Griffin: I don't know. I would defer to them. My own view is, right from the first, that we were probably going to have to go to outboard ops. But that's a view not conditioned by enough facts yet. So I guess my bias would be, we're probably going to have to go to the outboard ops but who knows?
CBS News: Let me turn to Soyuz briefly. Are you confident the Soyuz TMA-12 vehicle that's docked to station now is a reliable vehicle if the crew needs it in an emergency?
Griffin: The decision to continue to fly crew, both international partner crew and our own crew, is conditioned on the belief that as a rescue vehicle, it's fine. Everybody, the Russians, ourselves, everyone is concerned that we've had two seemingly identical anomalies in a row. And I won't call them failures because, of course, the primary purpose of the vehicle is to allow the crew to reach the ground and they reached the ground both times, no problem. The vehicle in that sense worked, despite having an anomaly. Now, we don't want to continue having that and the Russians really don't, they're digging into it, they're being completely open with us about it, we have an observer on the board. They are perplexed, they are saying they are perplexed. They don't think, and we don't think, it could be a fundamental design error, it's been operating for 40 years and operating well. So, manufacturing, assembly, integration, yeah, and that's where folks are looking. But we think if we had to get in it and come to the ground, the guys would make it. And that's the important thing.
CBS News: The problems with the toilet and the Soyuz highlight how critical Russian hardware is now and how important it will be in the future when the station crew expands to six and shuttles stop flying in 2010. How confident are you about the reliability of Russian hardware and procedures?

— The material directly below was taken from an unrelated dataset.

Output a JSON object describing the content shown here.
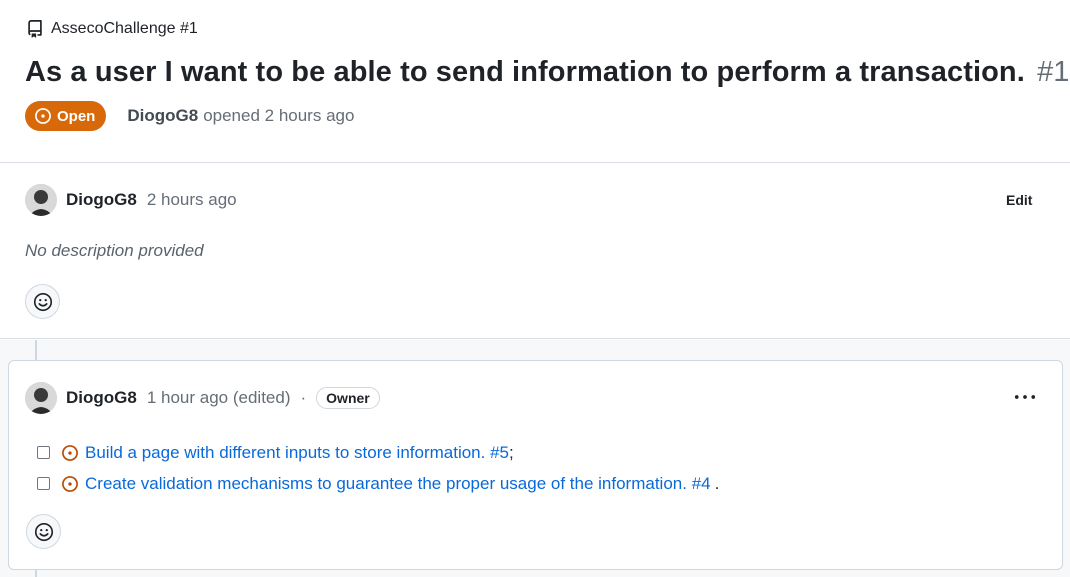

CBS News: Well, I'm confident because I think we're going to solve the problems. But it is a partnership and the Russians are supplying, as are the other partners, things that are critically needed on board the space station to have it work. I do see a distinction between fundamental access capability and, you know, the toilet. We have to keep the crew clean and healthy and we can find ways to do that, but before we worry about that, we have to get them there and back.
CBS News: I shouldn't have put it that way. I meant it in the sense that all of these issues make it very clear to even a casual observer that the Russians are really going to play a more critical role than they ever have before going into the gap between the end of shuttle operations and the debut of the shuttle's replacement in 2015.
Griffin: They are. And I find it, as I've said on a number of occasions, I find it very disturbing that we're dependent on any other nation for a strategic capability.
CBS News: But that's where we are.
Griffin: That's where we are.
CBS News: Is NASA looking at any way to expand station resupply to help avoid getting into time-critical situations down the road?
Griffin: We are. We have almost completed an orbital base in space. It's a place where people can learn how to live and work in space and crucial to that is an understanding that the logistics train has to be maintained or it won't function. We have, as you mentioned, ATV, we have HTV coming along on line on the Japanese side, we do have the Russian Soyuz and Progress. On the U.S. side, we have a commercial procurement out on the street now for, on a purely commercial basis, for cargo resupply to the station. I have no doubt that will be successful, but we are down to one string for crew. We are down to the Soyuz for crew and the sooner we can get a new American capability for crew transport, the happier I will be.